  5. Chapter 3 Rustling Up Revolvers
    (pp. 33-60)

    The world faced another oil crisis in 1979. The oil-producing nations withheld oil again, prices leapt, and inflation spread around the world. High prices in turn slowed sales of the world’s products and brought unemployment and recession. Some of the developing nations could no longer pay interest on the loans they owed to American banks. Banks were in trouble, and they pressed the government for help. Because inflation was boosting prices, credit was no longer profitable. The government provided relief: under President Reagan, the interest rates that bankers had to pay for money they borrowed from the central bank dropped...

  6. Chapter 4 Seducing Students
    (pp. 61-91)

    Sometime in the early 1990s I began to notice something new.
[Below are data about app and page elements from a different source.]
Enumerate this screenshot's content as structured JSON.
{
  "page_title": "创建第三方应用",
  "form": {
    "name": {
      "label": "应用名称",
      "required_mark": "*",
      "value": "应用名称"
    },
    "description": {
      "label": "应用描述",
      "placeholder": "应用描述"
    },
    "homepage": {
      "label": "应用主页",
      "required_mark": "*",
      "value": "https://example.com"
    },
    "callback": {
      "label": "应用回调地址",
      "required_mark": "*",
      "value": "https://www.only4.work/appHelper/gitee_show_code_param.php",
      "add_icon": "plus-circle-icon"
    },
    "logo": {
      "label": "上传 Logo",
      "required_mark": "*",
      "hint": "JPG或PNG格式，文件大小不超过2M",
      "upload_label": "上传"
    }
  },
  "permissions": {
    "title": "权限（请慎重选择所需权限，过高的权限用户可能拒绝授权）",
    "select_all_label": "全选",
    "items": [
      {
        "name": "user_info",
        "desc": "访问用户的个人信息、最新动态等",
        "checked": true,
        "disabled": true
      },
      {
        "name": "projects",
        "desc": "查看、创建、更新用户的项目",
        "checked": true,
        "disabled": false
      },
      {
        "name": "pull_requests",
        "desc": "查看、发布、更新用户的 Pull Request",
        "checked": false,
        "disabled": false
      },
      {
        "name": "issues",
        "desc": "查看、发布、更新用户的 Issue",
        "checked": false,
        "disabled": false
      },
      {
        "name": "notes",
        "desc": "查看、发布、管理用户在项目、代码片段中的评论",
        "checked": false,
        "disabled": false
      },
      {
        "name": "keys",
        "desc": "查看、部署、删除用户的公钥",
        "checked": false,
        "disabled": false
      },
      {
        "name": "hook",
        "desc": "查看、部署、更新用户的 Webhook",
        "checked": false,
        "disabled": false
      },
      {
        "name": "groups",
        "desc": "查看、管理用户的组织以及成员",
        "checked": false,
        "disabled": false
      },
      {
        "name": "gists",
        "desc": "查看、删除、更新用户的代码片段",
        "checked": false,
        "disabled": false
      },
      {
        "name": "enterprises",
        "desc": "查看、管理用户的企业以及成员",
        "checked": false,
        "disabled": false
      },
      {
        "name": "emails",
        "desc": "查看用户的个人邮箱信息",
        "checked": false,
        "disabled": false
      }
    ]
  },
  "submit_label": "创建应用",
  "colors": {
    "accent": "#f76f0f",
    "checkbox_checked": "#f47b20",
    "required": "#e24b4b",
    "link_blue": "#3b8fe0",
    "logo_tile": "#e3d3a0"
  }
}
When students arrived at my university to begin classes, a host of credit card advertisements welcomed them back. These ads beamed from bulletin boards, peered out of shopping bags, lurked on tables near the advising offices, and peppered radio and television. On the quad young salespeople persuaded students to apply for credit cards by offering them free Skittles, Tootsie Rolls, M & M’s, baby boom boxes, dictionaries, mugs, baseball caps, water bottles, sunglasses, airline vouchers, and such T-shirts as “Daytona, MasterCard,” promising a fun-filled spring break. In a full-page...

  7. Chapter 5 Pummeling the Poor
    (pp. 92-124)

    Will Harrison was a gifted designer, crafting exquisite compositions from living plants as well as the black and white silk flowers he arranged during our interview one Saturday morning. Born in 1945, he grew up on a small hog and vegetable farm on North Carolina’s coastal plain. His parents, sisters, brother, and he worked as sharecroppers, rising before dawn each morning to strip and process tobacco from before he was “even tall enough to reach the leaves hanging from the ceiling.” They earned $200 a year. He built up a healthy resentment of white landowners, but felt that these early...

  8. Chapter 6 Search for Solutions
    (pp. 125-132)

    Summer 2003: I bought something online from the Global Shopping Mall in New Delhi, India. It never came, the website shut down, and the telephone was disconnected. When I called to change my debit card the customer services rep began hawking overdraft protection, a checking plus credit line, and a Safety Check Savings Account over the phone. My much-loved family doctor was murdered by two nineteen-year-olds who were caught because they tried to use his credit cards online. Unlike me, they received their purchases, along with a visit from the police. At my doctor’s sweltering funeral we used cardboard fans...

  9. Notes
    (pp. 133-148)
  10. Index
    (pp. 149-152)
  11. Acknowledgments
    (pp. 153-154)